I was gifted two Mulberry trees, Morus nigra (semi-confident on that id... I think I'll send a sample to the aforementioned person)

My trees will root from hardwood cuttings.  If anyone is interested and lives near the bay area of CA, or wants to arrange postage I will send you some (I don't think there is a quarantine on mulberry, like we have on mailing citrus)
The berries are smallish (not a long-form, like the Pakistan Mulberry), and taste exactly like blackberries.  They are so good, my kids wait impatiently while I reach up and grab a top branch to bend down and we pluck all the berries they can grab.  The branches are long and flexible, but the tree is young, maybe 5 years old.  We get berries in three main crops, when they start to come on we will be daily visiting the trees for about 2 weeks, although we have had them dry and drop off during a dry spell.  The chickens hop to get the low hanging fruit.  These trees are some of my favorite, they are aggressively healthy and planted on the mound below our swale.  

The wood is (reportedly) good for carving.
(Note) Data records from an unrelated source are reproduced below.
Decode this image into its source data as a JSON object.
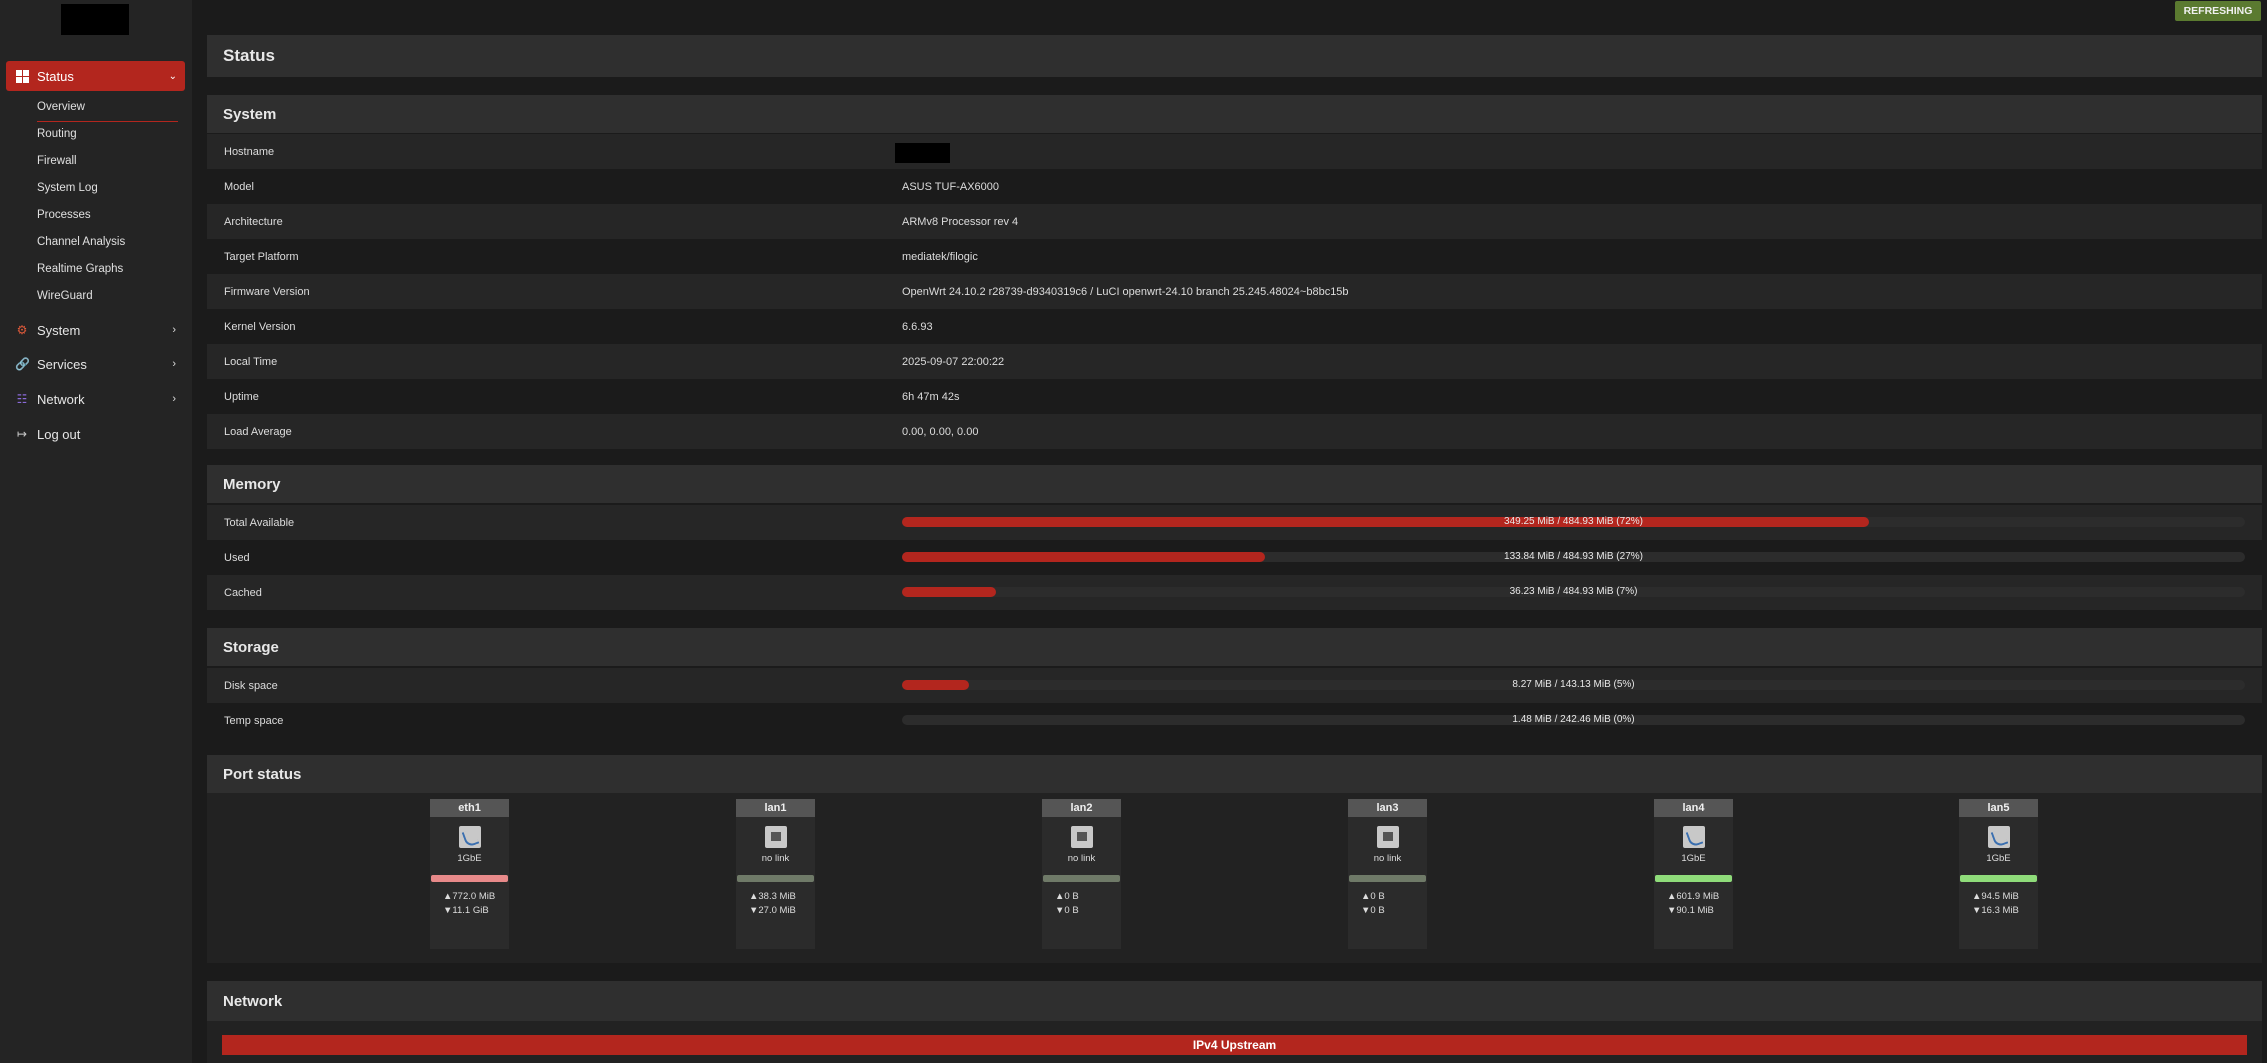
{
  "sidebar": {
    "status_label": "Status",
    "status_sub": [
      "Overview",
      "Routing",
      "Firewall",
      "System Log",
      "Processes",
      "Channel Analysis",
      "Realtime Graphs",
      "WireGuard"
    ],
    "system_label": "System",
    "services_label": "Services",
    "network_label": "Network",
    "logout_label": "Log out"
  },
  "badge": {
    "refreshing": "REFRESHING"
  },
  "page": {
    "title": "Status"
  },
  "system": {
    "heading": "System",
    "rows": [
      {
        "k": "Hostname",
        "v": ""
      },
      {
        "k": "Model",
        "v": "ASUS TUF-AX6000"
      },
      {
        "k": "Architecture",
        "v": "ARMv8 Processor rev 4"
      },
      {
        "k": "Target Platform",
        "v": "mediatek/filogic"
      },
      {
        "k": "Firmware Version",
        "v": "OpenWrt 24.10.2 r28739-d9340319c6 / LuCI openwrt-24.10 branch 25.245.48024~b8bc15b"
      },
      {
        "k": "Kernel Version",
        "v": "6.6.93"
      },
      {
        "k": "Local Time",
        "v": "2025-09-07 22:00:22"
      },
      {
        "k": "Uptime",
        "v": "6h 47m 42s"
      },
      {
        "k": "Load Average",
        "v": "0.00, 0.00, 0.00"
      }
    ]
  },
  "memory": {
    "heading": "Memory",
    "rows": [
      {
        "k": "Total Available",
        "text": "349.25 MiB / 484.93 MiB (72%)",
        "pct": 72
      },
      {
        "k": "Used",
        "text": "133.84 MiB / 484.93 MiB (27%)",
        "pct": 27
      },
      {
        "k": "Cached",
        "text": "36.23 MiB / 484.93 MiB (7%)",
        "pct": 7
      }
    ]
  },
  "storage": {
    "heading": "Storage",
    "rows": [
      {
        "k": "Disk space",
        "text": "8.27 MiB / 143.13 MiB (5%)",
        "pct": 5
      },
      {
        "k": "Temp space",
        "text": "1.48 MiB / 242.46 MiB (0%)",
        "pct": 0
      }
    ]
  },
  "ports": {
    "heading": "Port status",
    "items": [
      {
        "name": "eth1",
        "speed": "1GbE",
        "up": "▲772.0 MiB",
        "down": "▼11.1 GiB",
        "link": true,
        "bar_color": "#e88a8a"
      },
      {
        "name": "lan1",
        "speed": "no link",
        "up": "▲38.3 MiB",
        "down": "▼27.0 MiB",
        "link": false,
        "bar_color": "#6f7a68"
      },
      {
        "name": "lan2",
        "speed": "no link",
        "up": "▲0 B",
        "down": "▼0 B",
        "link": false,
        "bar_color": "#6f7a68"
      },
      {
        "name": "lan3",
        "speed": "no link",
        "up": "▲0 B",
        "down": "▼0 B",
        "link": false,
        "bar_color": "#6f7a68"
      },
      {
        "name": "lan4",
        "speed": "1GbE",
        "up": "▲601.9 MiB",
        "down": "▼90.1 MiB",
        "link": true,
        "bar_color": "#8fdc7a"
      },
      {
        "name": "lan5",
        "speed": "1GbE",
        "up": "▲94.5 MiB",
        "down": "▼16.3 MiB",
        "link": true,
        "bar_color": "#8fdc7a"
      }
    ]
  },
  "network": {
    "heading": "Network",
    "ipv4_label": "IPv4 Upstream"
  }
}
Did you know - 'Mulberry is usually associated with sericulture, the domestication of mulberry started several thousands of years ago as a requirement for silkworm rearing.'
Mulberry and its potential for animal feeding: http://www.fao.org/3/x9895E/x9895e00.htm#Contents

Mulberry and your health: https://www.ncbi.nlm.nih.gov/pmc/articles/PMC5981255/

I'll take some photos when the berries are ripe!
3 weeks ago
I give this book 10 out of 10 acorns.

Wherever you find yourself (on your permaculture learning path) this book has something for you.  The way that Shawn and Paul present each topic - direct, with humor laced throughout, made it a joy to read.  Even if you have already implemented all of these strategies in your own life, connecting and reconnecting the dots will bring forth perspective and congruency, and will strengthen your creativity.

It was liberating to have some of the larger, more complex topics stripped down into an overview, with the option to expand through the links in the footnotes.

It's so fun to read, would be even more fun as an audiobook.  

Thank you for this contribution, for supplying me with something I can get for everyone I know.  Sharing these unrelentingly practical solutions with them will, at the very least, get everybody talking.  It will also help validate some of the seemingly weird things I do, to people more involved with conventional ways of living and thinking.

Beautiful, clarifying illustrations throughout.
4 weeks ago